▸ **PROVIDED MATERIAL**
###

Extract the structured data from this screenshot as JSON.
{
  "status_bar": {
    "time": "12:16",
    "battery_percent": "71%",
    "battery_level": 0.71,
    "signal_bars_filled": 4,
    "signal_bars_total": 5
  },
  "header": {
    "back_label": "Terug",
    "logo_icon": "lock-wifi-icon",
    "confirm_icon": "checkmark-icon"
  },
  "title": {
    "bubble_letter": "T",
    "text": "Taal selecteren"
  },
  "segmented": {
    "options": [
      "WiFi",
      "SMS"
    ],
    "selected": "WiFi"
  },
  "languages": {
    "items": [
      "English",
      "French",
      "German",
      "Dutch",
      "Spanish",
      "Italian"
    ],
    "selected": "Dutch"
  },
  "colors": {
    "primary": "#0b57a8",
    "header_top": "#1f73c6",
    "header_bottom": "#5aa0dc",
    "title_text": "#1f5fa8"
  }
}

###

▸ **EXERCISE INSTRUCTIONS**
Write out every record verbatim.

▸ **EXERCISE SOLUTION**
Extract the structured data from this screenshot as JSON.
{
  "status_bar": {
    "time": "12:16",
    "battery_percent": "71%",
    "battery_level": 0.71,
    "signal_bars_filled": 4,
    "signal_bars_total": 5
  },
  "header": {
    "back_label": "Terug",
    "logo_icon": "lock-wifi-icon",
    "confirm_icon": "checkmark-icon"
  },
  "title": {
    "bubble_letter": "T",
    "text": "Taal selecteren"
  },
  "segmented": {
    "options": [
      "WiFi",
      "SMS"
    ],
    "selected": "WiFi"
  },
  "languages": {
    "items": [
      "English",
      "French",
      "German",
      "Dutch",
      "Spanish",
      "Italian"
    ],
    "selected": "Dutch"
  },
  "colors": {
    "primary": "#0b57a8",
    "header_top": "#1f73c6",
    "header_bottom": "#5aa0dc",
    "title_text": "#1f5fa8"
  }
}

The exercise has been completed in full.